┌─ INFORMATION GIVEN

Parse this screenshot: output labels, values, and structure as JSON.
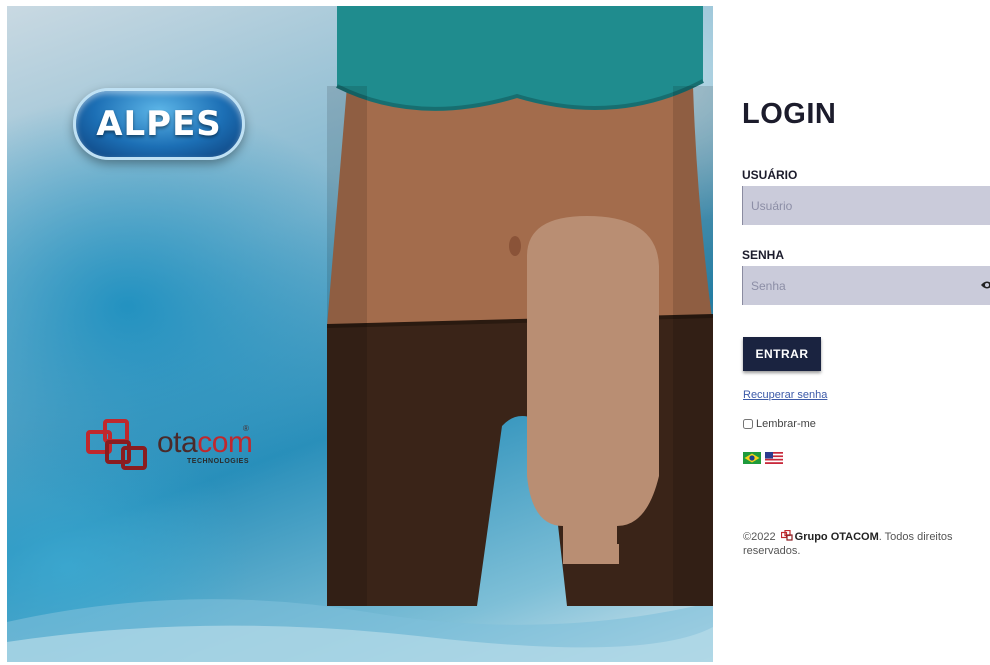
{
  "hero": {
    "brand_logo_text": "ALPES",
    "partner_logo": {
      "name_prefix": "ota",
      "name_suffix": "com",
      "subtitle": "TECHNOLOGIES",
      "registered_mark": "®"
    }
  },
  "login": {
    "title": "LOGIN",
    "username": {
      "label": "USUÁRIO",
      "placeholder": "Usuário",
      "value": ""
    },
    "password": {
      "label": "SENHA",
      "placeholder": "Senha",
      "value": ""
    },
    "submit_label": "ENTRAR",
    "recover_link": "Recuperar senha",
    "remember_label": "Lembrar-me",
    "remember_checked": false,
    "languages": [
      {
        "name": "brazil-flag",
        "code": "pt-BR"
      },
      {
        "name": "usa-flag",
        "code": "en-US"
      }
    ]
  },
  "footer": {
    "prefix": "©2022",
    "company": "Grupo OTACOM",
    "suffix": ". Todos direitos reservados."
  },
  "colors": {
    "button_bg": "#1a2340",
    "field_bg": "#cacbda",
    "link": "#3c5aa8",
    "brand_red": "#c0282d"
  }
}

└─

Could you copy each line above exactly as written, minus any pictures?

◆ **YOUR RESPONSE**
Parse this screenshot: output labels, values, and structure as JSON.
{
  "hero": {
    "brand_logo_text": "ALPES",
    "partner_logo": {
      "name_prefix": "ota",
      "name_suffix": "com",
      "subtitle": "TECHNOLOGIES",
      "registered_mark": "®"
    }
  },
  "login": {
    "title": "LOGIN",
    "username": {
      "label": "USUÁRIO",
      "placeholder": "Usuário",
      "value": ""
    },
    "password": {
      "label": "SENHA",
      "placeholder": "Senha",
      "value": ""
    },
    "submit_label": "ENTRAR",
    "recover_link": "Recuperar senha",
    "remember_label": "Lembrar-me",
    "remember_checked": false,
    "languages": [
      {
        "name": "brazil-flag",
        "code": "pt-BR"
      },
      {
        "name": "usa-flag",
        "code": "en-US"
      }
    ]
  },
  "footer": {
    "prefix": "©2022",
    "company": "Grupo OTACOM",
    "suffix": ". Todos direitos reservados."
  },
  "colors": {
    "button_bg": "#1a2340",
    "field_bg": "#cacbda",
    "link": "#3c5aa8",
    "brand_red": "#c0282d"
  }
}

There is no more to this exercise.